▶ **Provided data**
● ● ● ● ● ● ●
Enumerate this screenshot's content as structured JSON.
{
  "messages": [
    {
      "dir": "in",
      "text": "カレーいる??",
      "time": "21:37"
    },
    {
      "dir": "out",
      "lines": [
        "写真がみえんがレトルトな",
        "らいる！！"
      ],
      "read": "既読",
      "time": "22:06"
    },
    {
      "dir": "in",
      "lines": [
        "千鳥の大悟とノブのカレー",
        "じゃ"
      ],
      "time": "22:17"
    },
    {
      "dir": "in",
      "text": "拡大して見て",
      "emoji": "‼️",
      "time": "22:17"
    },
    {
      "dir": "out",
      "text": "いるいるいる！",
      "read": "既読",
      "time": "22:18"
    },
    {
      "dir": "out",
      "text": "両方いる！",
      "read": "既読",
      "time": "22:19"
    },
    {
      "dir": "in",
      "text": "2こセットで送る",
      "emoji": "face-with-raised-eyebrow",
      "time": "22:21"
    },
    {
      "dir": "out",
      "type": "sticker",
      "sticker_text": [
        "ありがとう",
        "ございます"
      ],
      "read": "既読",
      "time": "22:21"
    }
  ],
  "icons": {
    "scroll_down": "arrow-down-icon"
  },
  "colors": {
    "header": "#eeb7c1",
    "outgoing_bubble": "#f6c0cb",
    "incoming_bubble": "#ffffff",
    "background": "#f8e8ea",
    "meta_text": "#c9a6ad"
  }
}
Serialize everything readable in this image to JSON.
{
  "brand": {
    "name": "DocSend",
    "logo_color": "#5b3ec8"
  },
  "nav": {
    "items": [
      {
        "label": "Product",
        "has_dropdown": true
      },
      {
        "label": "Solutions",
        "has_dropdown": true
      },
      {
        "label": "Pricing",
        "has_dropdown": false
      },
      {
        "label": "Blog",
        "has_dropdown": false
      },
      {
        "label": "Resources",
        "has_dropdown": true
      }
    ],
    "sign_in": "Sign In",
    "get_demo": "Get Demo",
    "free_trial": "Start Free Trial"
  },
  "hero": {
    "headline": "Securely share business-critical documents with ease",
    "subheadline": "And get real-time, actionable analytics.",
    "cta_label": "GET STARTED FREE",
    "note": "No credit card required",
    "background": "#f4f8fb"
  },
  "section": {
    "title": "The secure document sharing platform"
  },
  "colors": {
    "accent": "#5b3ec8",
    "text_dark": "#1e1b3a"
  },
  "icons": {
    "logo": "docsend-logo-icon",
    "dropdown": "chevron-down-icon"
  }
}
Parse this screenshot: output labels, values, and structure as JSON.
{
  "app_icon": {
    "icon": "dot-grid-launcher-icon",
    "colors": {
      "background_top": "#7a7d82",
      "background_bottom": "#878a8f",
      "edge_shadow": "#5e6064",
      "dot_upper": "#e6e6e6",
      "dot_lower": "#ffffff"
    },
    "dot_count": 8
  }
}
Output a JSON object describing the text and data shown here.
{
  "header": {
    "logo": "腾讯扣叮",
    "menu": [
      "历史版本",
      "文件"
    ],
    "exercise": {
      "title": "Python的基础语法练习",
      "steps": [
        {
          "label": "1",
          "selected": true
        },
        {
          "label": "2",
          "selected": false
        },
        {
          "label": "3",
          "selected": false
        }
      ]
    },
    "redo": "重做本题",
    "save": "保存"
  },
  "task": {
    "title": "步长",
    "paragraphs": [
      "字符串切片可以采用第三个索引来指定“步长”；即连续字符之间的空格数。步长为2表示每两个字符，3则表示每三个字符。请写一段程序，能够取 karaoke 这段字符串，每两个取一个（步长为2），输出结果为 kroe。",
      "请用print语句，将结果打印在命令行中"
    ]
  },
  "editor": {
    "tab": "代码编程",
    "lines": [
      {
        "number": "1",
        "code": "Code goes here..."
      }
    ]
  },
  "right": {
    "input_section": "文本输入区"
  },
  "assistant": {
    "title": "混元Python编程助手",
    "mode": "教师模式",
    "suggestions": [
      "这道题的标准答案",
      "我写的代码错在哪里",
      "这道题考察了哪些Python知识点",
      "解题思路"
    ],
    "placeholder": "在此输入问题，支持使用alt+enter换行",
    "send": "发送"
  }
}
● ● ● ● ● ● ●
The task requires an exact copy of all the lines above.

Enumerate this screenshot's content as structured JSON.
{
  "messages": [
    {
      "dir": "in",
      "text": "カレーいる??",
      "time": "21:37"
    },
    {
      "dir": "out",
      "lines": [
        "写真がみえんがレトルトな",
        "らいる！！"
      ],
      "read": "既読",
      "time": "22:06"
    },
    {
      "dir": "in",
      "lines": [
        "千鳥の大悟とノブのカレー",
        "じゃ"
      ],
      "time": "22:17"
    },
    {
      "dir": "in",
      "text": "拡大して見て",
      "emoji": "‼️",
      "time": "22:17"
    },
    {
      "dir": "out",
      "text": "いるいるいる！",
      "read": "既読",
      "time": "22:18"
    },
    {
      "dir": "out",
      "text": "両方いる！",
      "read": "既読",
      "time": "22:19"
    },
    {
      "dir": "in",
      "text": "2こセットで送る",
      "emoji": "face-with-raised-eyebrow",
      "time": "22:21"
    },
    {
      "dir": "out",
      "type": "sticker",
      "sticker_text": [
        "ありがとう",
        "ございます"
      ],
      "read": "既読",
      "time": "22:21"
    }
  ],
  "icons": {
    "scroll_down": "arrow-down-icon"
  },
  "colors": {
    "header": "#eeb7c1",
    "outgoing_bubble": "#f6c0cb",
    "incoming_bubble": "#ffffff",
    "background": "#f8e8ea",
    "meta_text": "#c9a6ad"
  }
}
Serialize everything readable in this image to JSON.
{
  "brand": {
    "name": "DocSend",
    "logo_color": "#5b3ec8"
  },
  "nav": {
    "items": [
      {
        "label": "Product",
        "has_dropdown": true
      },
      {
        "label": "Solutions",
        "has_dropdown": true
      },
      {
        "label": "Pricing",
        "has_dropdown": false
      },
      {
        "label": "Blog",
        "has_dropdown": false
      },
      {
        "label": "Resources",
        "has_dropdown": true
      }
    ],
    "sign_in": "Sign In",
    "get_demo": "Get Demo",
    "free_trial": "Start Free Trial"
  },
  "hero": {
    "headline": "Securely share business-critical documents with ease",
    "subheadline": "And get real-time, actionable analytics.",
    "cta_label": "GET STARTED FREE",
    "note": "No credit card required",
    "background": "#f4f8fb"
  },
  "section": {
    "title": "The secure document sharing platform"
  },
  "colors": {
    "accent": "#5b3ec8",
    "text_dark": "#1e1b3a"
  },
  "icons": {
    "logo": "docsend-logo-icon",
    "dropdown": "chevron-down-icon"
  }
}
Parse this screenshot: output labels, values, and structure as JSON.
{
  "app_icon": {
    "icon": "dot-grid-launcher-icon",
    "colors": {
      "background_top": "#7a7d82",
      "background_bottom": "#878a8f",
      "edge_shadow": "#5e6064",
      "dot_upper": "#e6e6e6",
      "dot_lower": "#ffffff"
    },
    "dot_count": 8
  }
}
Output a JSON object describing the text and data shown here.
{
  "header": {
    "logo": "腾讯扣叮",
    "menu": [
      "历史版本",
      "文件"
    ],
    "exercise": {
      "title": "Python的基础语法练习",
      "steps": [
        {
          "label": "1",
          "selected": true
        },
        {
          "label": "2",
          "selected": false
        },
        {
          "label": "3",
          "selected": false
        }
      ]
    },
    "redo": "重做本题",
    "save": "保存"
  },
  "task": {
    "title": "步长",
    "paragraphs": [
      "字符串切片可以采用第三个索引来指定“步长”；即连续字符之间的空格数。步长为2表示每两个字符，3则表示每三个字符。请写一段程序，能够取 karaoke 这段字符串，每两个取一个（步长为2），输出结果为 kroe。",
      "请用print语句，将结果打印在命令行中"
    ]
  },
  "editor": {
    "tab": "代码编程",
    "lines": [
      {
        "number": "1",
        "code": "Code goes here..."
      }
    ]
  },
  "right": {
    "input_section": "文本输入区"
  },
  "assistant": {
    "title": "混元Python编程助手",
    "mode": "教师模式",
    "suggestions": [
      "这道题的标准答案",
      "我写的代码错在哪里",
      "这道题考察了哪些Python知识点",
      "解题思路"
    ],
    "placeholder": "在此输入问题，支持使用alt+enter换行",
    "send": "发送"
  }
}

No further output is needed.